An easement is an incorporeal interest in the land of another that gives the easement holder the right to use the other’s land or to prevent the other person from using the land. Easements can be created in many ways, including by deed, agreement, CC&Rs, through necessity, hostile use (prescription), and through petitioning the court to exercise it equitable powers. The owner of the land usually retains the right to use the land encumbered by the easement to the extent that such use does not unreasonably interfere with the easement holder’s use. Easements frequently give rise to disputes concerning what may be done in the easement by the easement holder and the land owner, whether the easement is being overburdened, who must maintain and repair the easement area, and who must share in the cost of that work.
Executive session meetings of the board (i.e., closed session meetings, not open to the membership) may only be held to consider litigation, matters relating to the formation of contracts with third parties, member discipline, personnel matters, or to meet with a member, upon the member’s request, regarding the member’s payment of assessments. Any matter discussed in executive session must be generally noted in the minutes of the next open meeting. (Civ. Code §4935)
Voting in community association elections involving specified issues must be done using a secret ballot, double-envelope system (Civ. Code §5115), pursuant to duly-adopted election rules. (Civ. Code §5105) The specified issues are elections regarding assessments legally requiring a vote, election and removal of directors, amendments to the governing documents and grant of exclusive use of common area property pursuant to Civil Code section 4600. This list therefore covers most matters brought before the membership for vote. Among other things, election rules must specify candidate and voting qualifications and specify a method for selection of independent inspectors of election. See the statute, Civil Code section 5100 et seq., for detailed requirements.
Effective 1/1/2012, a CC&R provision which prohibits or restricts the installation or use of an electric vehicle charging station is void and unenforceable, although the association may impose “reasonable” restrictions (such as those which do not significantly increase the cost of the station or significant decrease its efficiency or specified performance.) If the station is to be placed on common area, including exclusive use common area, the owner must obtain the association’s permission to install it. The association may impose conditions on its approval, as set forth in Civ. Code §4745(f). An association is required to grant permission for an owner to install a charging station, for the owner’s sole use, on the common area, if and only if installation of the station in the owner’s designated parking space is impossible or unreasonably expensive. The association may impose conditions on the installation of the station as set forth in §4745(f).

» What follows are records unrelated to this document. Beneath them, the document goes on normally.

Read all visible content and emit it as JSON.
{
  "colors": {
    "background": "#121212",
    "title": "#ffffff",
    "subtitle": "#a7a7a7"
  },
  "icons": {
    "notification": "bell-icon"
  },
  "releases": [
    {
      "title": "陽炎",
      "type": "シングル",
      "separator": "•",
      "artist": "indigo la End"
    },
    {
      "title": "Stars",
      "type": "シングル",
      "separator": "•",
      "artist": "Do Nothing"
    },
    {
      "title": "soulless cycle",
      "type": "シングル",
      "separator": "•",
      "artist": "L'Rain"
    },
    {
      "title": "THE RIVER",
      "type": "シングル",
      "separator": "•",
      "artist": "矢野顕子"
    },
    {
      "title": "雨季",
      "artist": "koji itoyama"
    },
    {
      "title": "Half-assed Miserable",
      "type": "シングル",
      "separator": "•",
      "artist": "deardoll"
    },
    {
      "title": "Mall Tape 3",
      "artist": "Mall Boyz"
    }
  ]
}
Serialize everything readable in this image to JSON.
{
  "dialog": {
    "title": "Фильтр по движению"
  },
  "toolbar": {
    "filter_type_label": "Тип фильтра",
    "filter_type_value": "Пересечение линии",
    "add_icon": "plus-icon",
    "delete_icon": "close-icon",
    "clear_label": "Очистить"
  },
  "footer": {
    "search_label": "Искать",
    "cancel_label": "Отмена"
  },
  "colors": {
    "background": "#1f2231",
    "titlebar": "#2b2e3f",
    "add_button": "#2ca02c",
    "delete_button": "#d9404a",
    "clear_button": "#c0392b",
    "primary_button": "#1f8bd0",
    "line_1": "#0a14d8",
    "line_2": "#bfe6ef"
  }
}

The Corporations Code generally defines electronic transmissions as communications delivered by fax, email, electronic message boards or other means. Members may give consent to the board to transmit certain types of communications, notices or disclosures to members via electronic communication. Consult with your attorney for further information concerning consent and the types of electronic communications authorized under the law.
Associations have a vast array of documents, communications, correspondences and forms that must be retained. Many associations choose to retain these documents in electronic form to save space and cut down on expense. If the association has chosen to retain its documents in this manner, keep in mind that owners making a document request have the right to review the documents in hardcopy.
Emergency board meetings may be held under limited circumstances. An emergency meeting may be called by the president or by any two members of the board other than the president. It may be held only under circumstances that could not have been reasonably foreseen which require immediate attention and possible board action, and which make it impracticable to provide the notice which would otherwise be required by the Open Meeting Act. (Civ. Code §4923) An emergency meeting may be conducted via electronic transmission if all board members consent, in writing, to do so. Specific procedural requirements must be followed with respect to obtaining and maintaining a record of the required written consents as described in Civil Code section 4910.